**EXERCISE PROMPT**
Return all lines of the records that contain the word "true".

**INFORMATION SUPPLIED**
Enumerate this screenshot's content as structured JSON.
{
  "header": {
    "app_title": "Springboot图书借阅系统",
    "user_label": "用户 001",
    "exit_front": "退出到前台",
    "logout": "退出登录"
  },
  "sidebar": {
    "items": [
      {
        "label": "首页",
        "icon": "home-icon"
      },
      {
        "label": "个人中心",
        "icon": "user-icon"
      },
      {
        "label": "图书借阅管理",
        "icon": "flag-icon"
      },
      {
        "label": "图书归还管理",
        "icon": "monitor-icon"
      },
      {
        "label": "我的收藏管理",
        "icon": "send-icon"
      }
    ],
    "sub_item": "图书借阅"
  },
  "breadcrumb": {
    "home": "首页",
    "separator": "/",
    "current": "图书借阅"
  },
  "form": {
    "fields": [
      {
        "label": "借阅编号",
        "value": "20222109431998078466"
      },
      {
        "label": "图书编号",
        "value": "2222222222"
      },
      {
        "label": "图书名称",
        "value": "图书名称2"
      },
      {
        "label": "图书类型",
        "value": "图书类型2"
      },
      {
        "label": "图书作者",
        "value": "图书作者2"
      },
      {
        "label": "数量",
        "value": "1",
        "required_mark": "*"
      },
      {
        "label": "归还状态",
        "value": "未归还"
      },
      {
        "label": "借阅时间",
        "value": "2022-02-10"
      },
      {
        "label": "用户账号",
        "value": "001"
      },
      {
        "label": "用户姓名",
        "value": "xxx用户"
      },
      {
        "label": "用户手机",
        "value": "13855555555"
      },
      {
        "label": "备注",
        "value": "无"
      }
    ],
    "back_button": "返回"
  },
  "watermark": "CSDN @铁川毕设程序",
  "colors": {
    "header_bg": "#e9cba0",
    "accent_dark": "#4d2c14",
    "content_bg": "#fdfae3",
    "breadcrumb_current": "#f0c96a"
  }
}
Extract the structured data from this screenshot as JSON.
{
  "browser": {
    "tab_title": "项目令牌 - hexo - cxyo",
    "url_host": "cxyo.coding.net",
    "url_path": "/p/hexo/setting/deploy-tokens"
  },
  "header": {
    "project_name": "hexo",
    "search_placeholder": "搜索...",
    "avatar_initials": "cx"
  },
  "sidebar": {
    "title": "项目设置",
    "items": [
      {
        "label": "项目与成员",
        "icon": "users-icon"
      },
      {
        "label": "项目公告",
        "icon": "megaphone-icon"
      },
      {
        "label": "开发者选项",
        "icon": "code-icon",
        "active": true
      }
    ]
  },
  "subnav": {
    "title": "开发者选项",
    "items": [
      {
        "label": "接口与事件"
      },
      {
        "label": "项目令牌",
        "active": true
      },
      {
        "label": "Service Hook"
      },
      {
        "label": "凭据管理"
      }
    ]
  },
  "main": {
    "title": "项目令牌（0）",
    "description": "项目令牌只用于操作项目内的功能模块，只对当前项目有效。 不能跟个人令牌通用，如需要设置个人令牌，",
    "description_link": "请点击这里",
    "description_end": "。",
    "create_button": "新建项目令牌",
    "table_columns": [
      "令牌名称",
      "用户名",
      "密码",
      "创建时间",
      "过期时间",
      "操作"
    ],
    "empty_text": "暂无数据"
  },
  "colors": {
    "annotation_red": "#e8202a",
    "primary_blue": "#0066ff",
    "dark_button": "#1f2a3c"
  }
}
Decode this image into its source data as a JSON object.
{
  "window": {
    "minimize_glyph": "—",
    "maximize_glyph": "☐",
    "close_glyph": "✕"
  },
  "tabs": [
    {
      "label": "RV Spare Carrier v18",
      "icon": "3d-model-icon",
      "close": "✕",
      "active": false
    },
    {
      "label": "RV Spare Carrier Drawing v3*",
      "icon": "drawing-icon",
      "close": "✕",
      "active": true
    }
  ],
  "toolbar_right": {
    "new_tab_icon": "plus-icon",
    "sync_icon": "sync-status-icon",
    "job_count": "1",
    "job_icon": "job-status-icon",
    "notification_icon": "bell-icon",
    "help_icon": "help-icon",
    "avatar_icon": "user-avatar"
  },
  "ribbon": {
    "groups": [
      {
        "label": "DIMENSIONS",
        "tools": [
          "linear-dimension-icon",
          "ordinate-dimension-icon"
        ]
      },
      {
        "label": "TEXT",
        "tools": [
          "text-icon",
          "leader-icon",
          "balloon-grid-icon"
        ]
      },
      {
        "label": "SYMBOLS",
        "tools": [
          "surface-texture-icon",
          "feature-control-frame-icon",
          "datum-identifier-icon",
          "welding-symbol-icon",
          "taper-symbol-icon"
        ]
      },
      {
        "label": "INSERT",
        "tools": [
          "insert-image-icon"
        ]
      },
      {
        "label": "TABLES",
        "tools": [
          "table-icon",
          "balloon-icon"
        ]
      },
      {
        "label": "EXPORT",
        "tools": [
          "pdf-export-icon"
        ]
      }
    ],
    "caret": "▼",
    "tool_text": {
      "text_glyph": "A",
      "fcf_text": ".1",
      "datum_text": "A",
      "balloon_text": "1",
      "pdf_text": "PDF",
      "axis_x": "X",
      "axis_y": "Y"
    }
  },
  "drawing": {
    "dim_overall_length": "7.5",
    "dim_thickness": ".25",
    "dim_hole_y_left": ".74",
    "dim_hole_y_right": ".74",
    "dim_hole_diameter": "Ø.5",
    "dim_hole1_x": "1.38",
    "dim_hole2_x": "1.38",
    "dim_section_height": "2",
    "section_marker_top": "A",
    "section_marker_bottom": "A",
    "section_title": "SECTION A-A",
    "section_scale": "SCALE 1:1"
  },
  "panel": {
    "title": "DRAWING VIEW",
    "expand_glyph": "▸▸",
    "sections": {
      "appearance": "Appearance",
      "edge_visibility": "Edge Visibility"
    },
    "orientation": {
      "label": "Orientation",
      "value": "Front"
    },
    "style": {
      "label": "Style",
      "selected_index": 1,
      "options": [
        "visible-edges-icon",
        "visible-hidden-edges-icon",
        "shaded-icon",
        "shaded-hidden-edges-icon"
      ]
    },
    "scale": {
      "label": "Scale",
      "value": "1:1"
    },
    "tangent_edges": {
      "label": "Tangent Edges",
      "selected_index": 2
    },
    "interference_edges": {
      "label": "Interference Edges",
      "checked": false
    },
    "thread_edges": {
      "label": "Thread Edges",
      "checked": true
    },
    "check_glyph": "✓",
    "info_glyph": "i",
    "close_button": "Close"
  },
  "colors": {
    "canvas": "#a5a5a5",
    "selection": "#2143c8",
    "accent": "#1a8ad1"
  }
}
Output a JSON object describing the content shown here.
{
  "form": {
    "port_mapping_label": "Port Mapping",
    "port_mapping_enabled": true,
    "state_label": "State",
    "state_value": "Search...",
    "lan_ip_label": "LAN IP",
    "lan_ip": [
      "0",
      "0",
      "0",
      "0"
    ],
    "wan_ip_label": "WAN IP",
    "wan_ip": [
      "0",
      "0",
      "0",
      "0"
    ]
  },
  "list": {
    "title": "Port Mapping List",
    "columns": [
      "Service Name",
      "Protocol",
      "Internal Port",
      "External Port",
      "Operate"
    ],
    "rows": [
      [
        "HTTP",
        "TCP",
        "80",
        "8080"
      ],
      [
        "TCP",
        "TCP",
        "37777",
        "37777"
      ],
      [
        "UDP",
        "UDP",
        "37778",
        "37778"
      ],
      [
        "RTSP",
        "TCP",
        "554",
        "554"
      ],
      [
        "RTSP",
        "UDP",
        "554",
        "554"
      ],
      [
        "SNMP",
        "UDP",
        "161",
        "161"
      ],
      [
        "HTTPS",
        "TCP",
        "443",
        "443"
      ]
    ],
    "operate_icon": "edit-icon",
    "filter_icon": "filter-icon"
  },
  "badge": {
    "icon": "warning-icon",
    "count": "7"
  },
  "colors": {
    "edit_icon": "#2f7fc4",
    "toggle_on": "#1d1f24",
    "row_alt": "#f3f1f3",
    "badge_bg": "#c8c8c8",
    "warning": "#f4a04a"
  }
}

**TASK RESULT**
        "active": true
        "active": true
      "active": true
      "checked": true
    "port_mapping_enabled": true,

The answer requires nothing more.